Economic complexity of prefectures in Japan
Every nation prioritizes the inclusive economic growth and development of all regions. However, we observe that economic activities are clustered in space, which results in a disparity in per-capita income among different regions. A complexity-based method was proposed by Hidalgo and Hausmann [PNAS 106, 10570-10575 (2009)] to explain the large gaps in per-capita income across countries. Although there have been extensive studies on countries’ economic complexity using international export data, studies on economic complexity at the regional level are relatively less studied.
Here, we study the industrial sector complexity of prefectures in Japan based on the basic information of more than one million firms. We aggregate the data as a bipartite network of prefectures and industrial sectors. We decompose the bipartite network as a prefecture-prefecture network and sector-sector network, which reveals the relationships among them. Similarities among the prefectures and among the sectors are measured using a metric. From these similarity matrices, we cluster the prefectures and sectors using the minimal spanning tree technique. The computed economic complexity index from the structure of the bipartite network shows a high correlation with macroeconomic indicators, such as per-capita gross prefectural product and prefectural income per person. We argue that this index reflects the present economic performance and hidden potential of the prefectures for future growth.

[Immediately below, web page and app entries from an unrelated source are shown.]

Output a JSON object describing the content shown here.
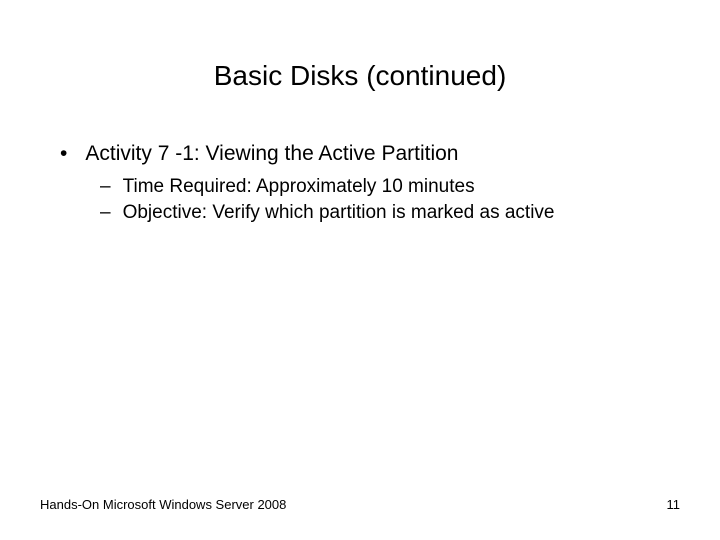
{
  "slide": {
    "title": "Basic Disks (continued)",
    "bullets": {
      "activity": "Activity 7 -1: Viewing the Active Partition",
      "time": "Time Required: Approximately 10 minutes",
      "objective": "Objective: Verify which partition is marked as active"
    },
    "footer": {
      "text": "Hands-On Microsoft Windows Server 2008",
      "page": "11"
    },
    "markers": {
      "dot": "•",
      "dash": "–"
    }
  }
}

A. Chakraborty, H. Inoue, Y. Fujiwara, Economic complexity of prefectures in Japan, PLoS ONE 15(8) (2020) e0238017